What you should do:
Find the word "true" in the data below and copy each line that holds it.

◆ ◆ ◆ ◆ ◆ ◆ ◆

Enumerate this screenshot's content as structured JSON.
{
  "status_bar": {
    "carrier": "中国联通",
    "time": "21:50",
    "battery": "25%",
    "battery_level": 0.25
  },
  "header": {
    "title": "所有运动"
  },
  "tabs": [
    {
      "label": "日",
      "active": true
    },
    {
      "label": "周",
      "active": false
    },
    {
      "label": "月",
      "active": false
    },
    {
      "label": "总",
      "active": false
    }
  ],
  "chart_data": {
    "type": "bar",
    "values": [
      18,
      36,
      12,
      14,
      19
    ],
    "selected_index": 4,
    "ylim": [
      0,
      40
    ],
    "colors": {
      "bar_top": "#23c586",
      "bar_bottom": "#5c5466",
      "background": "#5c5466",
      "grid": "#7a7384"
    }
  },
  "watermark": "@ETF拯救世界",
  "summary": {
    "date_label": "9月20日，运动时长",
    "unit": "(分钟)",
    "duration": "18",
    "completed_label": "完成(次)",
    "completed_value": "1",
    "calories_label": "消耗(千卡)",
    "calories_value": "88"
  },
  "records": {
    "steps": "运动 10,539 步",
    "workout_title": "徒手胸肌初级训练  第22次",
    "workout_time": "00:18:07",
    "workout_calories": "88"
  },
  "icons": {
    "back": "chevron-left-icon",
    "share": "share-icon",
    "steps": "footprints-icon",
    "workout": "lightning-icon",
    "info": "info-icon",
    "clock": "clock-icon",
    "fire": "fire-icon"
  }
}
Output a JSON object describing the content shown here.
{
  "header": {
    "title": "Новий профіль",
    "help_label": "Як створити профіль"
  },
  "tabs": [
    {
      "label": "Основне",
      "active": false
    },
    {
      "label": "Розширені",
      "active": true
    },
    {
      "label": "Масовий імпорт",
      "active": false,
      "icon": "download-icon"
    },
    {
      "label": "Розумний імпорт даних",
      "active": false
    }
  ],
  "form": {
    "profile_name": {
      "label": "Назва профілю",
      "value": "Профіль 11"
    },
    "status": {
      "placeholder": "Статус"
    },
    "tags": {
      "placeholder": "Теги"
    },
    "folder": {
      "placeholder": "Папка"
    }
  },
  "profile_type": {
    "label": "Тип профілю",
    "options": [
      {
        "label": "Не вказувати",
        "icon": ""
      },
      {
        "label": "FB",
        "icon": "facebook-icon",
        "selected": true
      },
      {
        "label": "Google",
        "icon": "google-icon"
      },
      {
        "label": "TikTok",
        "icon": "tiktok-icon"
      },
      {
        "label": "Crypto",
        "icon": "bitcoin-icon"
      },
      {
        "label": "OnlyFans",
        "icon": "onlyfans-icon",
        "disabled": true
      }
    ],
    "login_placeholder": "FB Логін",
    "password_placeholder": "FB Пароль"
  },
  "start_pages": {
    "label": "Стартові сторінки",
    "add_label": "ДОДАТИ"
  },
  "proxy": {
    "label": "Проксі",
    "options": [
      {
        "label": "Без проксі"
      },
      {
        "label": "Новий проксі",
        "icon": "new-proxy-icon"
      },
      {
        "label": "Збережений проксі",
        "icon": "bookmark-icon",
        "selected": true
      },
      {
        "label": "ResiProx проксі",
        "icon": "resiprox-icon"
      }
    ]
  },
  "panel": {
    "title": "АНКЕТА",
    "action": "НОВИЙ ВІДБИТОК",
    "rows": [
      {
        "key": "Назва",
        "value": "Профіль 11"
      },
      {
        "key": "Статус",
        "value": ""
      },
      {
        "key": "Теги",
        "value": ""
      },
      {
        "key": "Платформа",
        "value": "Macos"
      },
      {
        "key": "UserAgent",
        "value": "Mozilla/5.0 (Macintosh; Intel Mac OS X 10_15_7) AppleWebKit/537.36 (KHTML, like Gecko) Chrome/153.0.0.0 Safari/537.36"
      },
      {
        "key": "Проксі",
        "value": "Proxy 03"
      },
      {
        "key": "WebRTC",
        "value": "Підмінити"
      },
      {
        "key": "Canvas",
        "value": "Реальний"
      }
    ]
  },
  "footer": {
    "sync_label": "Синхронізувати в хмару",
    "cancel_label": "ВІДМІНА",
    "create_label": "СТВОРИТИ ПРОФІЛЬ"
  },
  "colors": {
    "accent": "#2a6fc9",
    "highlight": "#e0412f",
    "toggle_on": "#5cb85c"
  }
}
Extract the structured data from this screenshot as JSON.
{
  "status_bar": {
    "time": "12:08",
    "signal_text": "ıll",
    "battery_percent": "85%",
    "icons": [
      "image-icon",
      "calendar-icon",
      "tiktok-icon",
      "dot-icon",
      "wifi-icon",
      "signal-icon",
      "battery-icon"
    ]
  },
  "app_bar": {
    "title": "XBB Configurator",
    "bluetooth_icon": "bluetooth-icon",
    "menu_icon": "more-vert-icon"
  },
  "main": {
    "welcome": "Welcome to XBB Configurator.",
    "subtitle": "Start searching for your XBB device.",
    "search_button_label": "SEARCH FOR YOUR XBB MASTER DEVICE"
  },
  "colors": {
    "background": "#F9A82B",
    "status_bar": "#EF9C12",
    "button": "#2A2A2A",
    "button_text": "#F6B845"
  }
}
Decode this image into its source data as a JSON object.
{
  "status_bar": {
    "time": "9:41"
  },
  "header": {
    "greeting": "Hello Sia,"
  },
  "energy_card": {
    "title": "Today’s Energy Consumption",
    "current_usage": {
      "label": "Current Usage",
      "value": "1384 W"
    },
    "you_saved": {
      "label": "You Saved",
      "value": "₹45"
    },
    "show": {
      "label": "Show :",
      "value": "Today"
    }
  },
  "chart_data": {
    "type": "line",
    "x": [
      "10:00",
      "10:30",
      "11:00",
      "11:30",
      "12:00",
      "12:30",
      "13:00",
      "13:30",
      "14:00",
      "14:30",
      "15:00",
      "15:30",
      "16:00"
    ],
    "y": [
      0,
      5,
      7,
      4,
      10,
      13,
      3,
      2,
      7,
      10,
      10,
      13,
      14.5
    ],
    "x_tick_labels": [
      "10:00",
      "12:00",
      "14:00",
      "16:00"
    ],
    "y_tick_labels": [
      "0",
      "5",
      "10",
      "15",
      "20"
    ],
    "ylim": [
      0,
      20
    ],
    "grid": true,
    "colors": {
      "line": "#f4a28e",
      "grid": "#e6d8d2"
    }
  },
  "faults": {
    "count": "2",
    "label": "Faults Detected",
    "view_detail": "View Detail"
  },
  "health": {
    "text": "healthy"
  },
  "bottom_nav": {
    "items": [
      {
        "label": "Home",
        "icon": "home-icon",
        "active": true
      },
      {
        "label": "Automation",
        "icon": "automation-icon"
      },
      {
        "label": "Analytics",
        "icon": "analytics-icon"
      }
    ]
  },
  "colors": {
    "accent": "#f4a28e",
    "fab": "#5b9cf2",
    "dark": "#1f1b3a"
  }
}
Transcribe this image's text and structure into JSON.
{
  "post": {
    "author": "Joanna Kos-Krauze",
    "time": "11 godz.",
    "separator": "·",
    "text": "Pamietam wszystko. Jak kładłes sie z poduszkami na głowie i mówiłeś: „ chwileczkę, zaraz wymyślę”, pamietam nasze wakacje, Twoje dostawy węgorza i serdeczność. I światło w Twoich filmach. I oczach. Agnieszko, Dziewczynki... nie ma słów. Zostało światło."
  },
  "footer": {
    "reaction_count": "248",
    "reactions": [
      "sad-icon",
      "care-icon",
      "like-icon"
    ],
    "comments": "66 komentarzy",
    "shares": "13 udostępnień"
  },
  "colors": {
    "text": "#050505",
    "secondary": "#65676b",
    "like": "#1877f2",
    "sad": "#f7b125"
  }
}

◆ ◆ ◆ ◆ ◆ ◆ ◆

Written solution:
      "active": true
      "active": true
        "selected": true
        "disabled": true
        "selected": true
    "grid": true,
        "active": true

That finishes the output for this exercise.